A team led by researchers at Harvard University have now gone one better, measuring physical changes in the brain and attributing them to regular meditation in a scientifically-valid manner.
Senior author Sara Lazar commented on the inspiration for the study: “Although the practice of meditation is associated with a sense of peacefulness and physical relaxation, practitioners have long claimed that meditation also provides cognitive and psychological benefits that persist throughout the day”
List of latest Meditation Research Papers
We have collected together a significant list of scientific studies into the effects of meditation:
Meditation produces cerebral cortex growth
The results showed that daily meditation practice caused growth of the cerebral cortex, a part of the brain associated with memory, language and higher-level perceptions.
“This study demonstrates that changes in brain structure may underlie some of these reported improvements and that people are not just feeling better because they are spending time relaxing.”
It seems simple, and in fact everyone can meditate. But for many, being shown how to do it, and encouraged to try, can be the only way to get started. And in today’s fast-paced world it is more relevant than ever.

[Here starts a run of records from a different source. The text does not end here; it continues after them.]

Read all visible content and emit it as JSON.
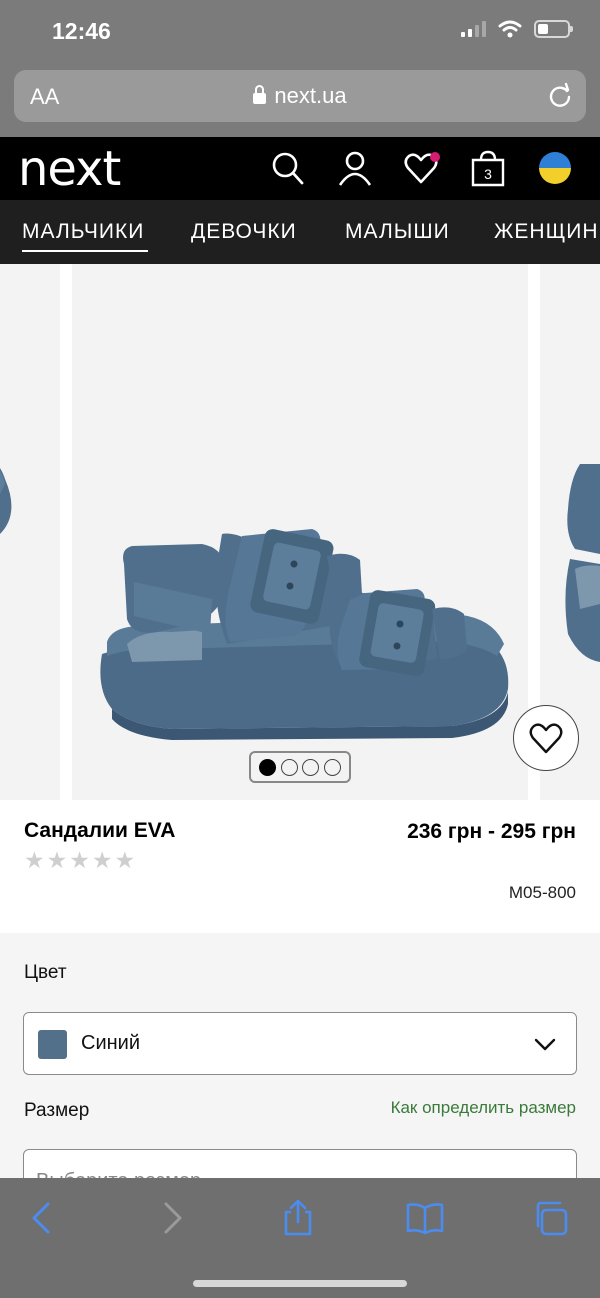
{
  "status_bar": {
    "time": "12:46"
  },
  "browser": {
    "text_size_button": "AA",
    "url": "next.ua"
  },
  "site": {
    "logo": "next",
    "cart_count": "3"
  },
  "categories": [
    "МАЛЬЧИКИ",
    "ДЕВОЧКИ",
    "МАЛЫШИ",
    "ЖЕНЩИНЫ"
  ],
  "gallery": {
    "image_count": 4,
    "active_index": 0
  },
  "product": {
    "title": "Сандалии EVA",
    "rating": 0,
    "price": "236 грн - 295 грн",
    "sku": "M05-800"
  },
  "options": {
    "color_label": "Цвет",
    "color_value": "Синий",
    "color_swatch": "#527089",
    "size_label": "Размер",
    "size_guide_link": "Как определить размер",
    "size_placeholder": "Выберите размер"
  },
  "colors": {
    "accent_pink": "#d81b74",
    "link_green": "#3a7a3a",
    "product_blue": "#4f6f8d"
  }
}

Rebecca Barry Hill recently argued in the New Zealand Herald that the average amount of time we spend at the office has not increased. Rather, more people are more busy because of better communications technology; today work is more likely to follow you home.
“There is a way out of the busy trap. We all know the benefits of exercise when it comes to combating stress. But meditation and, in particular, mindfulness meditation, is an extremely effective tool. Mindfulness is about accepting life as it is, observing things in a kind and non-judgmental way and keeping your attention in the now, not the past or future and what could go wrong.”
Meditation improves memory
A recent study from the US also points towards meditation as boosting short-term memory capacity, based on better exam scores in a reading-comprehension test.
“Since the strong focus of attention (on an object, idea, or activity) is one of the central aims of meditation, it’s not so surprising that meditation should help people’s cognitive skills on the job, too – but it’s nice to have science confirm it. And everyone can use a little extra assistance on standardized tests.”
Alice Walton continues to show the diverse range of health benefits from meditation in that Forbes article, including boosting brain health, reducing social anxiety and lowering risk of other medical conditions. You can think of these as indirect benefits.
The direct result of starting a regular practice of meditation will be more energy, enhanced performance in tasks requiring attention and focus, and better ability to manage stress.
Infusing your organisation’s culture with meditation skills will transform customer service and team cohesion, while boosting overall productivity. Call us today on 1300 889 073 to discuss a program suitable for your objectives – we can create one to match any fixed budget.